A big thank you to the organisers, the race sponsors and the community of Ealing for putting on a great race and great day.

I finished the race in just under 1 hour 54 which considering what went on I was more than happy with. For those interested you can see my Garmin stats below  (What seemed like a long time looking after someone was actually only 6 minutes!)

I also took the opportunity at the finish to improve my interview technique especially with the Kenyan athletes and spoke to both the male and female winners Ben Siwa and Gladys Yator:

For more information you can visit the website www.ealinghalfmarathon.com  and give them a follow on Facebook (www.facebook.com/ealinghalf) and Twitter (twitter.com/EalingHalf)


Thanks to Sussex Sports Photography (SussexSportPhotography.com) for some of the pictures. They were using new technology called Pic2Go (HERE) and each of the bib numbers had a square barcode on it, which allows special software to read the picture and identify the runner.
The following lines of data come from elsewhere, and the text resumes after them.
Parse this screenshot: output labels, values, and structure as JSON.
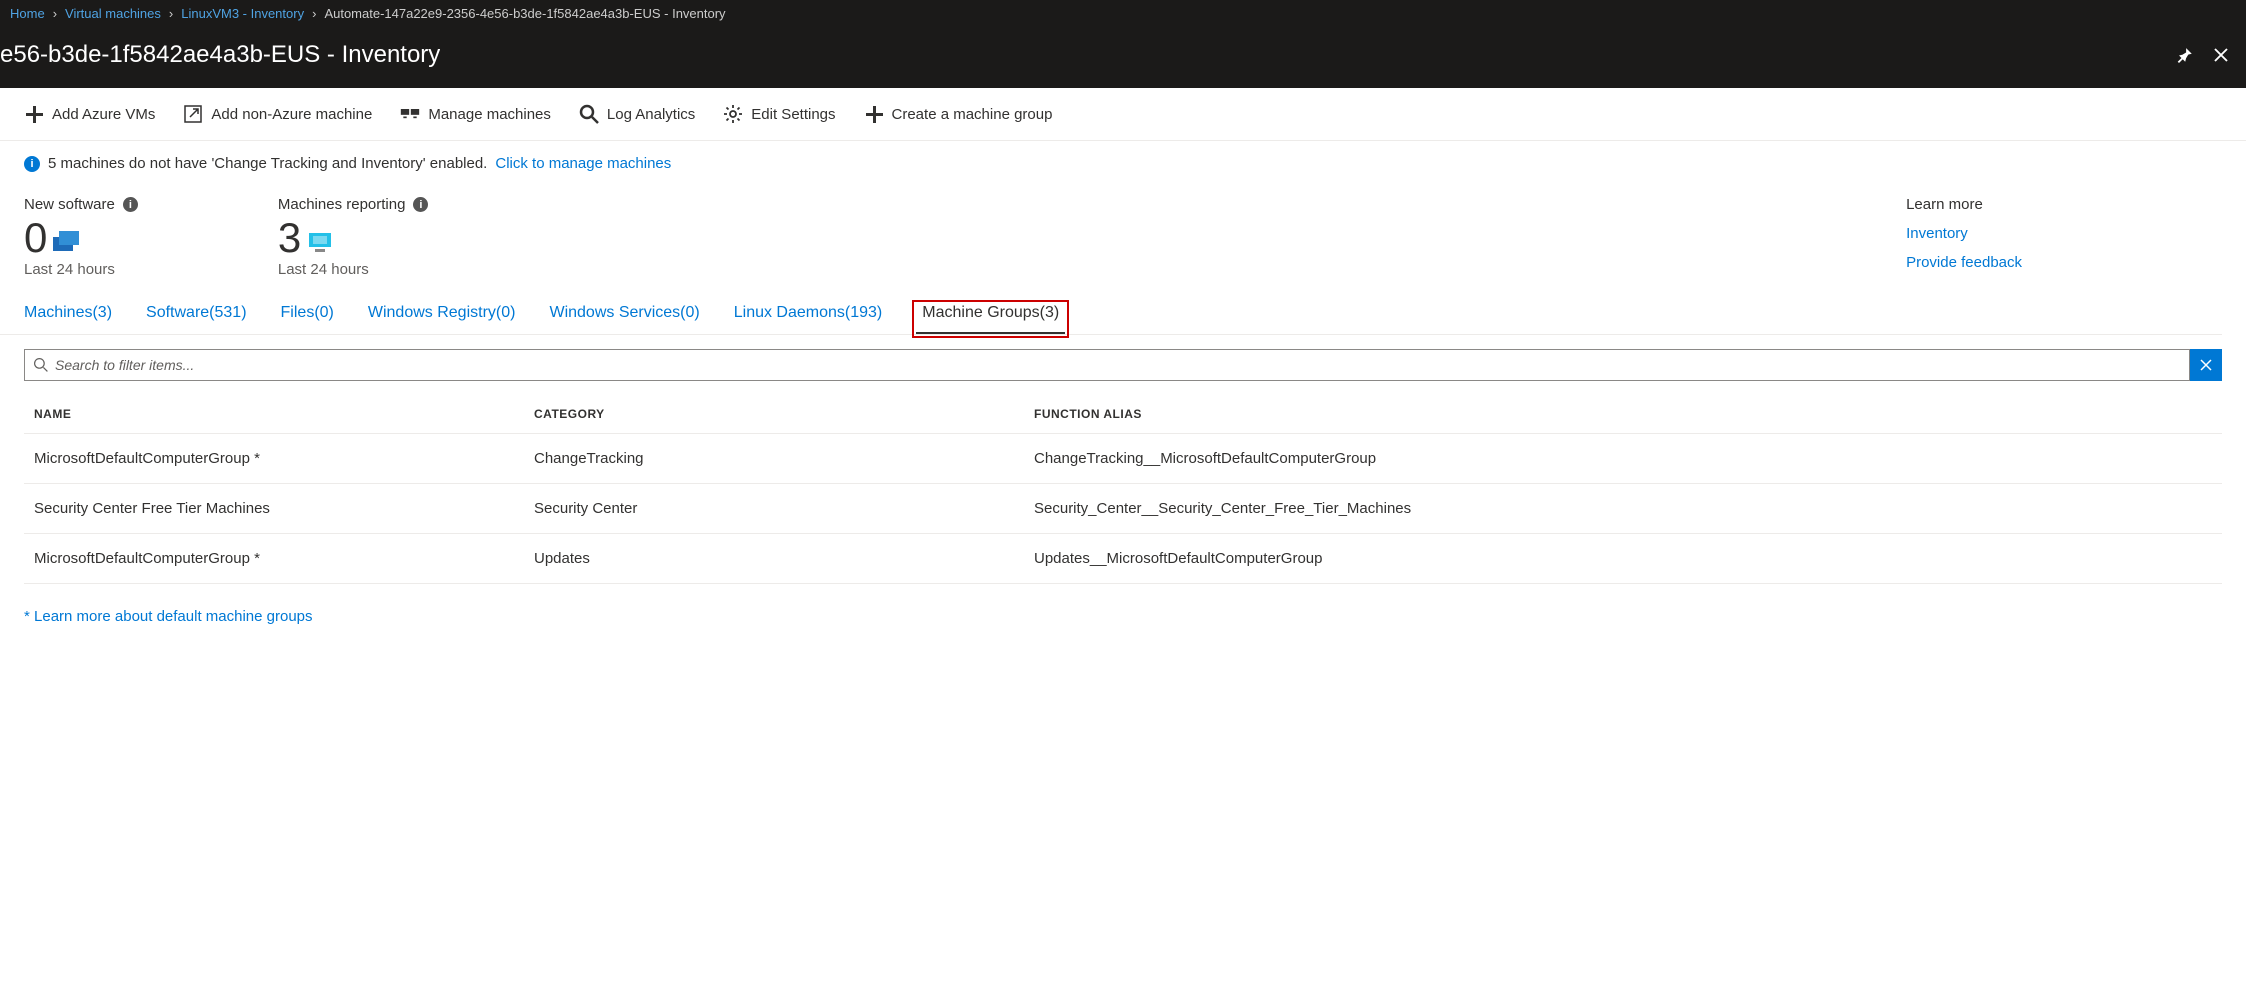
{
  "breadcrumb": {
    "items": [
      {
        "label": "Home"
      },
      {
        "label": "Virtual machines"
      },
      {
        "label": "LinuxVM3 - Inventory"
      }
    ],
    "current": "Automate-147a22e9-2356-4e56-b3de-1f5842ae4a3b-EUS - Inventory"
  },
  "page_title": "e56-b3de-1f5842ae4a3b-EUS - Inventory",
  "toolbar": {
    "add_azure": "Add Azure VMs",
    "add_non_azure": "Add non-Azure machine",
    "manage_machines": "Manage machines",
    "log_analytics": "Log Analytics",
    "edit_settings": "Edit Settings",
    "create_group": "Create a machine group"
  },
  "info_strip": {
    "text": "5 machines do not have 'Change Tracking and Inventory' enabled.",
    "link": "Click to manage machines"
  },
  "stats": {
    "new_software": {
      "label": "New software",
      "value": "0",
      "sub": "Last 24 hours"
    },
    "machines_reporting": {
      "label": "Machines reporting",
      "value": "3",
      "sub": "Last 24 hours"
    }
  },
  "learn_more": {
    "title": "Learn more",
    "inventory": "Inventory",
    "feedback": "Provide feedback"
  },
  "tabs": [
    {
      "label": "Machines(3)"
    },
    {
      "label": "Software(531)"
    },
    {
      "label": "Files(0)"
    },
    {
      "label": "Windows Registry(0)"
    },
    {
      "label": "Windows Services(0)"
    },
    {
      "label": "Linux Daemons(193)"
    },
    {
      "label": "Machine Groups(3)"
    }
  ],
  "active_tab_index": 6,
  "search": {
    "placeholder": "Search to filter items..."
  },
  "grid": {
    "headers": {
      "name": "NAME",
      "category": "CATEGORY",
      "func": "FUNCTION ALIAS"
    },
    "rows": [
      {
        "name": "MicrosoftDefaultComputerGroup *",
        "category": "ChangeTracking",
        "func": "ChangeTracking__MicrosoftDefaultComputerGroup"
      },
      {
        "name": "Security Center Free Tier Machines",
        "category": "Security Center",
        "func": "Security_Center__Security_Center_Free_Tier_Machines"
      },
      {
        "name": "MicrosoftDefaultComputerGroup *",
        "category": "Updates",
        "func": "Updates__MicrosoftDefaultComputerGroup"
      }
    ]
  },
  "footnote": {
    "text": "* Learn more about default machine groups"
  }
}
If you want to see how well it works, look at the picture of me below, with just the tiniest bit of the bib number showing (lucky it's the bit with bar code on!). This technology allows photos to be taken with a much wider view, adding more context to the picture.

Another big benefit is that the pictures can be put online quicker! Great piece of technology and will be interesting to see how this develops!

Pic2Go technology


Related Articles

Article Image
4th Ealing Half Marathon hailed huge suc...Race report: The Ealing Half Marathon - Sunday, September 27, 2015
Article Image
Sun shines on runners at Maidenhead Half...Race report: Maidenhead Half Marathon - Sunday, September 6, 2015
Article Image
Pacing 100 mile races - it’s about the...Fresh from supporting a friend at the South Downs Way 100, Run247 columnist Kirs...
Article Image
It's all about the pace...John Levison, editor of our sister site Tri247, points out that 'Hope' isn't a v...
Article Image
Serpentine double at Ealing Half! Jonathan Poole and Isabel Clark win 6th Ealing Half Marathon
Article Image
Preview of this weekend's Ealing HalfWho's going to have that #EalingFeeling this weekend?
Article Image
ASICS and Up & Running support Ealing Ha...Ealing Half takes place on Sunday 24th September
Article Image
Last chance to run Ealing Half for chari...Last week for charity entries!

Post A Comment

TereréJordan Blood